On a mission to Kyrgystan: a colorful experience with warm hearted people
A project to explore skiing in a rarely travelled country full of hospitality
Vast pristine and white sugared mountain ranges, occasionally some tranditional forms of living and Far Eastern culture, far from mass tourism winter sports resorts - this is Kyrgystan in Winter. For twelve days we, the team around initiators Yann Krieger (Photography), Marco Senterler (Initiator of Tunduk.com, oftern travelled in Kyrgystan and contact person to Helvetas) and Swiss mountain guide Benedikt Arnold set out on an expedition to the realm of yurts and tunduks. Packed with touring skis, skins and with the right equipment against the freezing cold Katja Jaeger, Adrian Bislin, Valentin Raemy and Adrian Zadory joined to discover a Kyrgyz winter fairytale, as the following photo stories tells.
Our colorful outfits and the skis quickly caught the curiosity and attention of the yout in Karal-Dobo. With their donkey and horses they approachted us to get a private lesson on the two sliding pieces they might have seen for the first time. While the kids tested our equipment extensively, we practiced in keeping the Kyrgyz pets in fence.
Meeting the locals
Let them test our gear
Then put them on those sticks.
From the yurt camp, the starting point for our ski tours into the Tien Shan mountains, we reached a deserted high valley at 2800 masl in approximately one hour. From there we climbed the eastern and western peaks and ridges. For the season the snowpack was relatively little, but luckily the cold conditions left us still enough powder for some fantastic downhil skiing.

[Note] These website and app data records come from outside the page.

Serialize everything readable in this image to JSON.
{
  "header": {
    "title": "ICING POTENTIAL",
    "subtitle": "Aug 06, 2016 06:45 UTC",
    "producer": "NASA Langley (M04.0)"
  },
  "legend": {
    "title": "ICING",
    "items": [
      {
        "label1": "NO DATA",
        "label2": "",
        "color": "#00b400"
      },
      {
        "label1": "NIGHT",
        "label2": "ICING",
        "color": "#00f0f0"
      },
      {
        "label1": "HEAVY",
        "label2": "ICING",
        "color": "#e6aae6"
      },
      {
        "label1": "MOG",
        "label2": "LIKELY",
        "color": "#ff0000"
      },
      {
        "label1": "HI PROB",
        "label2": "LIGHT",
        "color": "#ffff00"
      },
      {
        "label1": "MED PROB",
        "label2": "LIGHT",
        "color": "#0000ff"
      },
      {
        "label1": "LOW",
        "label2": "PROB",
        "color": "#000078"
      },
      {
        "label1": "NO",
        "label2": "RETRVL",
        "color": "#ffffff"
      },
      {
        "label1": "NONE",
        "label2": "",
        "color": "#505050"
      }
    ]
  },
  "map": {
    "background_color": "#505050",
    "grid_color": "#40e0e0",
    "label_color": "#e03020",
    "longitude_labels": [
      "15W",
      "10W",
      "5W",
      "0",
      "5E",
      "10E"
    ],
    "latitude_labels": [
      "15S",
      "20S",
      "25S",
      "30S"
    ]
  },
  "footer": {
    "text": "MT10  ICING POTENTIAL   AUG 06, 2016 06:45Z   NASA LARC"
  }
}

For the physical well-being in the yurt camp, our two local celebrity chefs Eleman and Igilig provided. In addition to delicious stew and warm tea the boys also entertained us with their singing. After the supper traditionally vodka is being served. A few shots later we suddenly find it easy to counter the locals with a few classic Swiss songs - albeit not quite as textually secure as our Kyrgyz friends.
Furthermore, our local hosts went to cut down a few trees in the nearby forest, hauled the trunks to the yurts and made it to small wood - the basis for the fire and our food.
Chopping wood so to keep the yurts warm and dry
The Kyrgyz hospitality is omnipresent. We are fascinated by the silence and the raw beauty of this country. On our return trip to Bishkek we are able to observe the hinting techniques of an eagle. Slightly shocked when the bird of prey eats a whole rabbit with its bones and fur out of its masters hand. All together an unforgetable trip with plenty of unique moments.
A breathtaking moment: The Kyrgyz hunting master and his bird having lunch